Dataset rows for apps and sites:

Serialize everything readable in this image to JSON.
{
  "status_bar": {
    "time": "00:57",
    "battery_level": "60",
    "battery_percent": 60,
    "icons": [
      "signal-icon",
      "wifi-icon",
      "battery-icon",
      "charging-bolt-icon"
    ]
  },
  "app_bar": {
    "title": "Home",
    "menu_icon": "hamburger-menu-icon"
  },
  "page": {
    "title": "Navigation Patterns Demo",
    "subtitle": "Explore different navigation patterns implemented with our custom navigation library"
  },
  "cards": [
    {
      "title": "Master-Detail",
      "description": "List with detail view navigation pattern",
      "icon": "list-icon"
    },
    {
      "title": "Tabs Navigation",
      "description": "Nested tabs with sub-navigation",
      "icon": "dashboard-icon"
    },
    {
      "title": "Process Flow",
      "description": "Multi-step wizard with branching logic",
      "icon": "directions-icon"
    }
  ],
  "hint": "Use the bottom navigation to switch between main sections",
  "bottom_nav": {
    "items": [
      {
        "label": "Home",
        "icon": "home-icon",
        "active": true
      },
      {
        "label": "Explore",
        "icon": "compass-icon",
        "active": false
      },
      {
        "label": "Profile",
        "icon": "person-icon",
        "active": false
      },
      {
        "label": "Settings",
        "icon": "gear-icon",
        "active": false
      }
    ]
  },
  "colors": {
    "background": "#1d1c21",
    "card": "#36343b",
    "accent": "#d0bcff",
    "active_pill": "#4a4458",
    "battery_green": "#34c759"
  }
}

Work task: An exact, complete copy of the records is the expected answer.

The completed task:
Serialize everything readable in this image to JSON.
{
  "status_bar": {
    "time": "00:57",
    "battery_level": "60",
    "battery_percent": 60,
    "icons": [
      "signal-icon",
      "wifi-icon",
      "battery-icon",
      "charging-bolt-icon"
    ]
  },
  "app_bar": {
    "title": "Home",
    "menu_icon": "hamburger-menu-icon"
  },
  "page": {
    "title": "Navigation Patterns Demo",
    "subtitle": "Explore different navigation patterns implemented with our custom navigation library"
  },
  "cards": [
    {
      "title": "Master-Detail",
      "description": "List with detail view navigation pattern",
      "icon": "list-icon"
    },
    {
      "title": "Tabs Navigation",
      "description": "Nested tabs with sub-navigation",
      "icon": "dashboard-icon"
    },
    {
      "title": "Process Flow",
      "description": "Multi-step wizard with branching logic",
      "icon": "directions-icon"
    }
  ],
  "hint": "Use the bottom navigation to switch between main sections",
  "bottom_nav": {
    "items": [
      {
        "label": "Home",
        "icon": "home-icon",
        "active": true
      },
      {
        "label": "Explore",
        "icon": "compass-icon",
        "active": false
      },
      {
        "label": "Profile",
        "icon": "person-icon",
        "active": false
      },
      {
        "label": "Settings",
        "icon": "gear-icon",
        "active": false
      }
    ]
  },
  "colors": {
    "background": "#1d1c21",
    "card": "#36343b",
    "accent": "#d0bcff",
    "active_pill": "#4a4458",
    "battery_green": "#34c759"
  }
}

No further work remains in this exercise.